If a student anticipates that one of the core outcomes of the research will be presentation of a paper or poster at a conference, we encourage the student to include this information in the initial Goodman Grant application under “Anticipated Outcomes” and to include the costs associated with conference participation in the original grant budget, although these costs should not exceed $500. Students are also encouraged to pursue funding from other sources on campus (Undergraduate Deans, Rockefeller Center, etc.) Release of funds for conference participation will be contingent on approval by the student’s mentor.

If the student does not or cannot anticipate the possibility of attending a conference at the time of submitting her original proposal but discovers such an opportunity during or after field research, or in the course of working as a research assistant with a faculty member, the student is requested to submit, with mentor approval, a proposal using the following template.

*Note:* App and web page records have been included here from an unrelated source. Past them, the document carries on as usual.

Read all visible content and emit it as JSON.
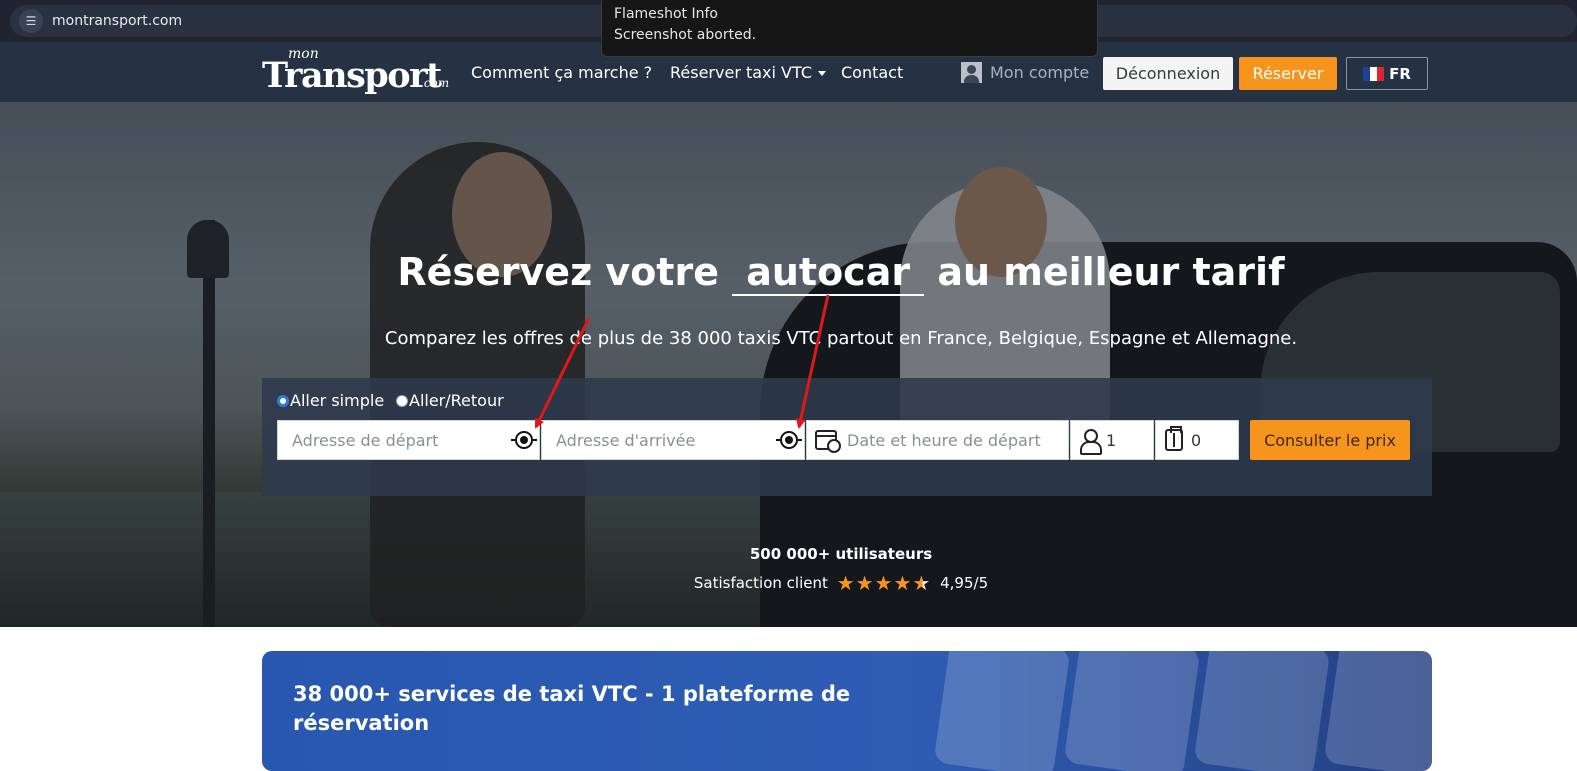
{
  "browser": {
    "url": "montransport.com",
    "site_info_icon": "tune-icon"
  },
  "toast": {
    "title": "Flameshot Info",
    "message": "Screenshot aborted."
  },
  "navbar": {
    "logo": {
      "mon": "mon",
      "transport": "Transport",
      "com": ".com"
    },
    "links": {
      "how": "Comment ça marche ?",
      "book": "Réserver taxi VTC",
      "contact": "Contact"
    },
    "account": "Mon compte",
    "logout": "Déconnexion",
    "reserve": "Réserver",
    "lang": "FR"
  },
  "hero": {
    "title_before": "Réservez votre",
    "title_word": "autocar",
    "title_after": "au meilleur tarif",
    "subtitle": "Comparez les offres de plus de 38 000 taxis VTC partout en France, Belgique, Espagne et Allemagne."
  },
  "search": {
    "trip_simple": "Aller simple",
    "trip_return": "Aller/Retour",
    "selected_trip": "Aller simple",
    "departure_placeholder": "Adresse de départ",
    "arrival_placeholder": "Adresse d'arrivée",
    "date_placeholder": "Date et heure de départ",
    "passengers": "1",
    "luggage": "0",
    "submit": "Consulter le prix"
  },
  "stats": {
    "users": "500 000+ utilisateurs",
    "satisfaction_label": "Satisfaction client",
    "rating": "4,95/5",
    "rating_value": 4.95,
    "rating_max": 5
  },
  "card": {
    "title": "38 000+ services de taxi VTC - 1 plateforme de réservation"
  },
  "colors": {
    "accent": "#f7941d",
    "navbar": "#243244",
    "annotation": "#e01818",
    "card": "#2757b0"
  }
}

Review of conference travel proposals will follow the same process as full research proposals, but will be handled on a rolling basis, as opposed to at fixed deadlines throughout the academic year.

We also encourage students to seek conference funding from other programs on campus, including academic centers.

Student Conference Travel Template

Original Research Proposal Abstract (200 words) or abstract of paper or poster to be presented at the conference.

Respond to the following questions:

  1. What conference / workshop do you propose to attend?
  2. Where and when will this event be held?
  3. Will you attend the conference on your own or with your faculty mentor?
  4. Has your research already been accepted to present at this event, or is acceptance pending?
  5. Have you sought other sources of funding to attend this conference? If no, why not? If yes, where have you applied and what is the status of this request?
  6. How have you been involved in the research undergirding the conference presentation to be delivered at this event?
  7. How will attending this conference contribute to your intellectual growth?

Faculty Research Proposals

Proposals submitted by Anthropology faculty should incorporate the same elements as above. They should be concise and they are due on the same date as student proposals.